Data records:

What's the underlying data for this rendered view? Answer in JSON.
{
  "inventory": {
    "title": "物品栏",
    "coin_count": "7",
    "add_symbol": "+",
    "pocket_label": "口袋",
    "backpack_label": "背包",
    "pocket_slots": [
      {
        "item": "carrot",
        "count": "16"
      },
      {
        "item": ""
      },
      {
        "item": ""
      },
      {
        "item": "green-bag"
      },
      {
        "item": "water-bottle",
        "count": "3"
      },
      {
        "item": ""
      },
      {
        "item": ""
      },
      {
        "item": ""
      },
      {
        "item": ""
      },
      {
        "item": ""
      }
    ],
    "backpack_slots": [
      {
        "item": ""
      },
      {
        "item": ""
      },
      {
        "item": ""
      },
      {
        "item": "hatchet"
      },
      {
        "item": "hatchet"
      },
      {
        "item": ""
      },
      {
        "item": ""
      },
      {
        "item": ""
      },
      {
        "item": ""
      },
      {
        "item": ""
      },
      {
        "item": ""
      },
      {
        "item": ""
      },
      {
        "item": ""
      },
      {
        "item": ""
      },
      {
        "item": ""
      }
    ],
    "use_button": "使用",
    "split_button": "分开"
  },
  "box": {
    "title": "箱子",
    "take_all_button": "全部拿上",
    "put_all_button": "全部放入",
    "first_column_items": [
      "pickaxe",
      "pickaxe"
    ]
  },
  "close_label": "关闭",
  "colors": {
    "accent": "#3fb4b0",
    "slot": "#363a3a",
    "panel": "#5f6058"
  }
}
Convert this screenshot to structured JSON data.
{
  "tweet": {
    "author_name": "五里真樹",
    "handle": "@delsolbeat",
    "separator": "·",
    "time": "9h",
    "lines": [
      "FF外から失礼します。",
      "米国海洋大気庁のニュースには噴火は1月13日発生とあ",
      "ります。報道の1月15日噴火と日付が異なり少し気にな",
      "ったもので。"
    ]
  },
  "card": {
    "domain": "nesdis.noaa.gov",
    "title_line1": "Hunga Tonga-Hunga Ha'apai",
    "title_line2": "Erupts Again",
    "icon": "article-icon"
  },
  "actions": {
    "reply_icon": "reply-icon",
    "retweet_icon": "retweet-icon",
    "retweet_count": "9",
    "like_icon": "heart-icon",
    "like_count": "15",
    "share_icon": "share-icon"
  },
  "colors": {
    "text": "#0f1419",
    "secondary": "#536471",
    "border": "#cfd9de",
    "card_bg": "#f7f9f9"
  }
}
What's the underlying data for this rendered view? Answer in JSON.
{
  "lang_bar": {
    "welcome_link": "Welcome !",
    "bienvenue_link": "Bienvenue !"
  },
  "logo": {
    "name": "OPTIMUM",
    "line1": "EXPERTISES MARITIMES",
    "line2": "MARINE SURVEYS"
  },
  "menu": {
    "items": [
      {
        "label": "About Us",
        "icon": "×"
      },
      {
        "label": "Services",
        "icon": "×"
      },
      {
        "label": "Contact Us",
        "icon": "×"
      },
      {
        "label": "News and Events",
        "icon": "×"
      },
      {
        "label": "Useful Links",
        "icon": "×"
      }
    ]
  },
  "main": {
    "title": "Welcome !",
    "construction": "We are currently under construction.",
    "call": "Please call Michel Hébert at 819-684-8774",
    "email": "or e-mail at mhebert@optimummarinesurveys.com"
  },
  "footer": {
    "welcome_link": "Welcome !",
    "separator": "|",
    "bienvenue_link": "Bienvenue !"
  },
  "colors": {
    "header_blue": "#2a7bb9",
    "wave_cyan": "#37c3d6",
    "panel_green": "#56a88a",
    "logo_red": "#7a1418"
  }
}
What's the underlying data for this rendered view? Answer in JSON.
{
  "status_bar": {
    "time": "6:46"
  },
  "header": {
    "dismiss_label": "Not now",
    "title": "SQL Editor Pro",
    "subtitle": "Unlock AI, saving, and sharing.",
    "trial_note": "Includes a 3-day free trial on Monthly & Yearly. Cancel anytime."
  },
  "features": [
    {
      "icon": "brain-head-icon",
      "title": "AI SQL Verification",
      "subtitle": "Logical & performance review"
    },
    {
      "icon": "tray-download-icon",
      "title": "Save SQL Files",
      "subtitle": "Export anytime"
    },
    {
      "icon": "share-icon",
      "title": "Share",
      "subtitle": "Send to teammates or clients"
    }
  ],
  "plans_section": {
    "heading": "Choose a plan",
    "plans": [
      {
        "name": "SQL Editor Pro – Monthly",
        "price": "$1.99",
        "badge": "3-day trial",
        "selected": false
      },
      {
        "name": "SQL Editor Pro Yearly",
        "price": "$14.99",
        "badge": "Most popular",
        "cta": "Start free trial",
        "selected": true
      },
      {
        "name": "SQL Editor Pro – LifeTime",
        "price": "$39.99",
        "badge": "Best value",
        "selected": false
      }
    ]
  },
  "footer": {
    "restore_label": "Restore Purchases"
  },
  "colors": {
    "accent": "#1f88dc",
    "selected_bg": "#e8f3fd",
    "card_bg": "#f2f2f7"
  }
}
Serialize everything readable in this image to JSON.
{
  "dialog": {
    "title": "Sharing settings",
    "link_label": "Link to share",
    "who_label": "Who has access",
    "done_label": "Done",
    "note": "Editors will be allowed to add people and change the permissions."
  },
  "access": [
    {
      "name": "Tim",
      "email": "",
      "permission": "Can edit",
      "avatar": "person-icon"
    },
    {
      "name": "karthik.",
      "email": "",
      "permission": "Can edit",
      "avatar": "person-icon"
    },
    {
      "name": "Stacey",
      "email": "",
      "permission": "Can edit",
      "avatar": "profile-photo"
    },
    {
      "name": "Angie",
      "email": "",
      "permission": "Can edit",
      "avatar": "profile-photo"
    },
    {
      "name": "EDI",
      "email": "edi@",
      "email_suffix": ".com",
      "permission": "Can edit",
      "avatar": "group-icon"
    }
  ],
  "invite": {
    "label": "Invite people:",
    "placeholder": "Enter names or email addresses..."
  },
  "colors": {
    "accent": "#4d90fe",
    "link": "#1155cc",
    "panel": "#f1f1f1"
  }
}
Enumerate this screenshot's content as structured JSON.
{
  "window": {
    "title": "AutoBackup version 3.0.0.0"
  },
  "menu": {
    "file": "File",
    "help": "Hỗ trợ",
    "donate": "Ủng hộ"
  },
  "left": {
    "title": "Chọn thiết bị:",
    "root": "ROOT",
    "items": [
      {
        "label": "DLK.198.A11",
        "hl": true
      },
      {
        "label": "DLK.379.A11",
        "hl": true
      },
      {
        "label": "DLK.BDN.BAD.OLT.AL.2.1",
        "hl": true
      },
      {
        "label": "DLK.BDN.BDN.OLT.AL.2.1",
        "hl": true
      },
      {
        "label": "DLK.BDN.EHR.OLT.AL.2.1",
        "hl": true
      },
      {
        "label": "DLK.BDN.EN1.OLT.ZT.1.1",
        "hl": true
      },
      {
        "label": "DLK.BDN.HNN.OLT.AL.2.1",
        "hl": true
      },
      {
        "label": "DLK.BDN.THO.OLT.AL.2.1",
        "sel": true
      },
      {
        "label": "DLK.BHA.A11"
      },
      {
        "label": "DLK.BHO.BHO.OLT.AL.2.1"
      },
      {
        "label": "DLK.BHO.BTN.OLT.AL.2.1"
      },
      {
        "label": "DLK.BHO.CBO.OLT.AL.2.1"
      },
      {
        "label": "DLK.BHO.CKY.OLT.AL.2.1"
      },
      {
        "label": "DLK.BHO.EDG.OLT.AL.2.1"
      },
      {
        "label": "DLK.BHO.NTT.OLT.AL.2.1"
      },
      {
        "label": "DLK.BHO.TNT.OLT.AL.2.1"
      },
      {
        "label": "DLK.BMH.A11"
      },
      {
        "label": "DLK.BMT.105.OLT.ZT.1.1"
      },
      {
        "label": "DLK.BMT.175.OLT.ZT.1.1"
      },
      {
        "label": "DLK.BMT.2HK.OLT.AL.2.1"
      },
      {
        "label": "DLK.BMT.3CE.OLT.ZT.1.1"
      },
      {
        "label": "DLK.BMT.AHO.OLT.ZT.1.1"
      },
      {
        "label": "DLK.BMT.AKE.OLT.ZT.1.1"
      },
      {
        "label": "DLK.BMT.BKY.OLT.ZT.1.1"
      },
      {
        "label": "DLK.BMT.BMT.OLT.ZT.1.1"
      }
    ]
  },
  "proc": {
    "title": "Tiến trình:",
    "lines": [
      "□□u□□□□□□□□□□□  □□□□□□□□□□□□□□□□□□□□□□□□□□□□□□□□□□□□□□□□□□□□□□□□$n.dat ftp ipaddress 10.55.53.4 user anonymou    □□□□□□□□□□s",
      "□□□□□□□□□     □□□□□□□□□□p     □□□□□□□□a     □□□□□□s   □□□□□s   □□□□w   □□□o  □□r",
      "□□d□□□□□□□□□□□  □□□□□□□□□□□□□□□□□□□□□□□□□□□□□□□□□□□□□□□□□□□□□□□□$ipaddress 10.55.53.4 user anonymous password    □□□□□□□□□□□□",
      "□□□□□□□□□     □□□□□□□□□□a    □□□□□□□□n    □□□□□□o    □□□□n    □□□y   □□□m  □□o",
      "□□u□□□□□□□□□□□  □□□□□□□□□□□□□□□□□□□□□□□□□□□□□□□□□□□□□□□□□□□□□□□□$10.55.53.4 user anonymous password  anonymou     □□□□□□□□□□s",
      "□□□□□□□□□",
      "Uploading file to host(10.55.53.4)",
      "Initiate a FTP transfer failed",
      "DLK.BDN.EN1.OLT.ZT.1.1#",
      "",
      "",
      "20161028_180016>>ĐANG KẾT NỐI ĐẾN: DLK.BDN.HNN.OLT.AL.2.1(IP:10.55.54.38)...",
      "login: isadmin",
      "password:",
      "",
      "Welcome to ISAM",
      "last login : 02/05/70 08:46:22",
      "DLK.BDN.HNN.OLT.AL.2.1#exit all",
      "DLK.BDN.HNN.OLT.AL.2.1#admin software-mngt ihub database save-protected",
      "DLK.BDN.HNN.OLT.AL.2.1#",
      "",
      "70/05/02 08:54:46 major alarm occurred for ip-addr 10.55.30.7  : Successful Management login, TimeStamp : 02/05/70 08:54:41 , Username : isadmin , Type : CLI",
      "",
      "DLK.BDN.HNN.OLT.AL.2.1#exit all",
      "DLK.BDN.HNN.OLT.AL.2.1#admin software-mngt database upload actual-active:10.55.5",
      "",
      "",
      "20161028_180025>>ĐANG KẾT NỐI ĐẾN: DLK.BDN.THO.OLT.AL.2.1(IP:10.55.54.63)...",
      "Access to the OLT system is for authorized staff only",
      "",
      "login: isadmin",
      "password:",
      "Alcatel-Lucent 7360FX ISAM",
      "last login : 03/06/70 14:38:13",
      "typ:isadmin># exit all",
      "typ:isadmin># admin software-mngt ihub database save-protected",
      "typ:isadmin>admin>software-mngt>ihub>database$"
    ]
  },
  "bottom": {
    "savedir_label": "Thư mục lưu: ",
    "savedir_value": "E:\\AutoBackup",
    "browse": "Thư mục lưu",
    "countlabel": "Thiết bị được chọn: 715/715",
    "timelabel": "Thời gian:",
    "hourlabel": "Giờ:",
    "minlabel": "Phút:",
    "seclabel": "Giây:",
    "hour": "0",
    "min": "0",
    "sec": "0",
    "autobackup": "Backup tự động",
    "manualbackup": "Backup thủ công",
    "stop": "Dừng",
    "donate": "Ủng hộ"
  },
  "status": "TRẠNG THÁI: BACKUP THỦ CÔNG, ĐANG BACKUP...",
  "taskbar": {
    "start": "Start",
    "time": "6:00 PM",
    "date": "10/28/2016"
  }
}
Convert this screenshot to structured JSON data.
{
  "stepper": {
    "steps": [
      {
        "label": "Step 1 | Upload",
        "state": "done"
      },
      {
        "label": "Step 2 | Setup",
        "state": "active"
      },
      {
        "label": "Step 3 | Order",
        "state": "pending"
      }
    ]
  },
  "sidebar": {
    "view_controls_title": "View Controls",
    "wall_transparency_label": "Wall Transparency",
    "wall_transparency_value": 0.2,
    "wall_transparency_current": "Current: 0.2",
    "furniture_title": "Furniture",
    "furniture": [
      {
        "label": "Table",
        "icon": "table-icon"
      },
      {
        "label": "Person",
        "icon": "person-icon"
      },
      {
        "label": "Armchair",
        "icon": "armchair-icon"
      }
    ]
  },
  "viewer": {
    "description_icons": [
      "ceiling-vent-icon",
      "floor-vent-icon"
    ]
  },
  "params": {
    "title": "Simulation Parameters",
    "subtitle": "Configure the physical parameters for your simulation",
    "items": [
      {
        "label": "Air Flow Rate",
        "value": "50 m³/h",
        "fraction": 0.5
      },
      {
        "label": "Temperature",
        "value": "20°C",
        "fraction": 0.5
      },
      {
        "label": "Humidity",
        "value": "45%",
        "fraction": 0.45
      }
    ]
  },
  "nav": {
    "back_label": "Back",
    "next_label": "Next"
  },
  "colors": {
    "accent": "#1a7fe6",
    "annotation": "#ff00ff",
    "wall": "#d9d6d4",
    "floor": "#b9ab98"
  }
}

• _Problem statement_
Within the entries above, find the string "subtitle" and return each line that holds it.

• _Solution for this exercise_
    "subtitle": "Unlock AI, saving, and sharing.",
      "subtitle": "Logical & performance review"
      "subtitle": "Export anytime"
      "subtitle": "Send to teammates or clients"
    "subtitle": "Configure the physical parameters for your simulation",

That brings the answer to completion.